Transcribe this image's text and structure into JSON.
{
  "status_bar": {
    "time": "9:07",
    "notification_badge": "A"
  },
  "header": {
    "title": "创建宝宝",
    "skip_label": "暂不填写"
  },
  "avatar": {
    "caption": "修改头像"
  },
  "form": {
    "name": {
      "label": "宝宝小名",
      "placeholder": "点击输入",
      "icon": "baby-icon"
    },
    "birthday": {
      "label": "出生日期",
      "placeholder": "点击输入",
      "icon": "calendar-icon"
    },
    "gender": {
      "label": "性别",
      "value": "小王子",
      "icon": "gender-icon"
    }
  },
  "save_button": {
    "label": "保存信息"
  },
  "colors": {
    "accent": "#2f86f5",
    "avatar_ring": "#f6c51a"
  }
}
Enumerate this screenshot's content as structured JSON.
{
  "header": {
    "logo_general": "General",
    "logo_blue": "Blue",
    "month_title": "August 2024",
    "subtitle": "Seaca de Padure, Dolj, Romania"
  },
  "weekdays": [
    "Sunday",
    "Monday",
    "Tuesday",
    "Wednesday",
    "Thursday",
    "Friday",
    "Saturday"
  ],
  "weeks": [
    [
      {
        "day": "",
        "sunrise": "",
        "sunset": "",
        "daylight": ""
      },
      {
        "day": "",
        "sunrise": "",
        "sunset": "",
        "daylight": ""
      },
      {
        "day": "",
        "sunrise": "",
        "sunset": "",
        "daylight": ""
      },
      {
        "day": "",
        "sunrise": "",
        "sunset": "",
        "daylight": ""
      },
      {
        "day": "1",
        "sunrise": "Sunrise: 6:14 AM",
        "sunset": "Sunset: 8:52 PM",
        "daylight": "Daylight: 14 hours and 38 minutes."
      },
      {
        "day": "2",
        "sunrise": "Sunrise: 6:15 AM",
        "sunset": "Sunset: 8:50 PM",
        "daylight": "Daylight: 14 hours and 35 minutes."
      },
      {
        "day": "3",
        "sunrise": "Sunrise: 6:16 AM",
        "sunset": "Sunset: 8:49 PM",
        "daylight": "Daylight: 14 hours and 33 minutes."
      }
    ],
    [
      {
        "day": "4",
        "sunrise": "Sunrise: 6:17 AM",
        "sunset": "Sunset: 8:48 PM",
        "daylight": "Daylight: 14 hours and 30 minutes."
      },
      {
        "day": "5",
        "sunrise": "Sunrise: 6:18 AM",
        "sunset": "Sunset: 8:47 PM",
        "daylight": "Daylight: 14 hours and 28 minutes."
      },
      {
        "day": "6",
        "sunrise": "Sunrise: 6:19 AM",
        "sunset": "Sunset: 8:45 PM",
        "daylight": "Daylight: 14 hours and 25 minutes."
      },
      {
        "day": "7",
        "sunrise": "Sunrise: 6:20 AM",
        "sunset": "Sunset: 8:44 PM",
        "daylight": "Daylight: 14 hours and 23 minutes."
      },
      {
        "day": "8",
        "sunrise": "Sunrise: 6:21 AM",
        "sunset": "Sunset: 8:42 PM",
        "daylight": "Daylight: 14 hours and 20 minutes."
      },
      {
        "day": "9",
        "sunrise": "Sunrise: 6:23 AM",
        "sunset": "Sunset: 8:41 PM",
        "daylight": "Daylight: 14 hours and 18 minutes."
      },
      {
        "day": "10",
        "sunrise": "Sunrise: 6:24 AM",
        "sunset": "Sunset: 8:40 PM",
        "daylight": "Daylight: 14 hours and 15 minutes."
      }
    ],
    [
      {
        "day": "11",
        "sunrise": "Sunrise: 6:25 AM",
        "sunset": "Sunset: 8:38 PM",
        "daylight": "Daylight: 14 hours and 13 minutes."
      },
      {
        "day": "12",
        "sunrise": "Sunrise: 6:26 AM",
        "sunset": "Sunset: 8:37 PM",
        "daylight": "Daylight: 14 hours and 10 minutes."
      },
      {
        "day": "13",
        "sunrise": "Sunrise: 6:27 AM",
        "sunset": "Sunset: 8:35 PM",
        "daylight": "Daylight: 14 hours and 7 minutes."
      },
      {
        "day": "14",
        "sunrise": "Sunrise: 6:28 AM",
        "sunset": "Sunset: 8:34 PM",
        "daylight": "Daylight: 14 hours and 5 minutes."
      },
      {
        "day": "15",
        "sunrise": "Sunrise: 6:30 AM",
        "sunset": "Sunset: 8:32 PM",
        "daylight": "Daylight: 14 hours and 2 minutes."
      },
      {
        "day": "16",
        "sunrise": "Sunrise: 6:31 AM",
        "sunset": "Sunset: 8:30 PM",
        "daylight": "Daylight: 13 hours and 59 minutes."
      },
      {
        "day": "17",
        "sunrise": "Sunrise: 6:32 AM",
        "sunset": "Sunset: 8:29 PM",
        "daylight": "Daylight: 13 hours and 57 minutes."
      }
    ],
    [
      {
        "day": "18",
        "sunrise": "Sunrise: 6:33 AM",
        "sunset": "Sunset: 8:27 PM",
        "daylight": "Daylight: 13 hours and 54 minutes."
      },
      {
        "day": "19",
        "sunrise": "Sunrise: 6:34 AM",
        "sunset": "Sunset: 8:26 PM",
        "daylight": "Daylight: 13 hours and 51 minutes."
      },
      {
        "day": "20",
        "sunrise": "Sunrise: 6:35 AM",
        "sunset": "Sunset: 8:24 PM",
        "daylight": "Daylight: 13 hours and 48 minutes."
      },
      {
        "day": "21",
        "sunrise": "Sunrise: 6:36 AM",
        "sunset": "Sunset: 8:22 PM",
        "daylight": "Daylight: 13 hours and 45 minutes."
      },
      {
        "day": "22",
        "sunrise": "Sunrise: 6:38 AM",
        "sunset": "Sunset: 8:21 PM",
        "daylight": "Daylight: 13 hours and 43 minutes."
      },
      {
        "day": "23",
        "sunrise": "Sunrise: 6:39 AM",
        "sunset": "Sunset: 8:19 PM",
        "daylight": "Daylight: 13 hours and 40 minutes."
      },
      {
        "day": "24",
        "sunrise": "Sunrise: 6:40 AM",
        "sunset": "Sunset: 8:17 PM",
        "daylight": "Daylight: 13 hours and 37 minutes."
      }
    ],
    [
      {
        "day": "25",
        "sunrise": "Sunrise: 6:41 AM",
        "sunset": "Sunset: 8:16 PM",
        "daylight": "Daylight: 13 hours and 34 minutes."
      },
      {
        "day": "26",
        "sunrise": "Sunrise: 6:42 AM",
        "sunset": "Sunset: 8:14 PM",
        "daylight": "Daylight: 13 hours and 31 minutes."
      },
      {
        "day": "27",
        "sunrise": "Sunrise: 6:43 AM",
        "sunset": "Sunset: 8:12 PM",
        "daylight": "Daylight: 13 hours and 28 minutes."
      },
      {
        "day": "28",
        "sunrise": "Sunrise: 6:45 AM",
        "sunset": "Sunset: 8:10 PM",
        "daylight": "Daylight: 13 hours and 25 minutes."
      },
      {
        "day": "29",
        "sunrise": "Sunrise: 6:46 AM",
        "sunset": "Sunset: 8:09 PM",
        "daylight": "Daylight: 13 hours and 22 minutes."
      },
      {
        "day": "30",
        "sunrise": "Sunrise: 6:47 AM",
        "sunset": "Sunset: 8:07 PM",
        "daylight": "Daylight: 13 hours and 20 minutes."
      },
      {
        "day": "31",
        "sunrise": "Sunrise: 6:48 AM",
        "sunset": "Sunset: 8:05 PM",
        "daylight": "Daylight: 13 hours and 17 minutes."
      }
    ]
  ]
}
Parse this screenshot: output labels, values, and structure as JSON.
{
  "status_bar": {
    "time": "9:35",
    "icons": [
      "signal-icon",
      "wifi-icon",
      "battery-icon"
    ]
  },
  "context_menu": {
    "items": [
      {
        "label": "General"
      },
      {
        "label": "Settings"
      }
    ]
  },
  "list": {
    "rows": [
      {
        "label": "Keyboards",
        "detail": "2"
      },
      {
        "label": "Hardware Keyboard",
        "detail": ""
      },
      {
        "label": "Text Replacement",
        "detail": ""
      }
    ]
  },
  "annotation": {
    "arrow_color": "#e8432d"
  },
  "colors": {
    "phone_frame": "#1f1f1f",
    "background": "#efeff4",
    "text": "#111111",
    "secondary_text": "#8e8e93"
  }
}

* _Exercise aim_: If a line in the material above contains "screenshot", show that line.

* _Task response_:
Enumerate this screenshot's content as structured JSON.
Parse this screenshot: output labels, values, and structure as JSON.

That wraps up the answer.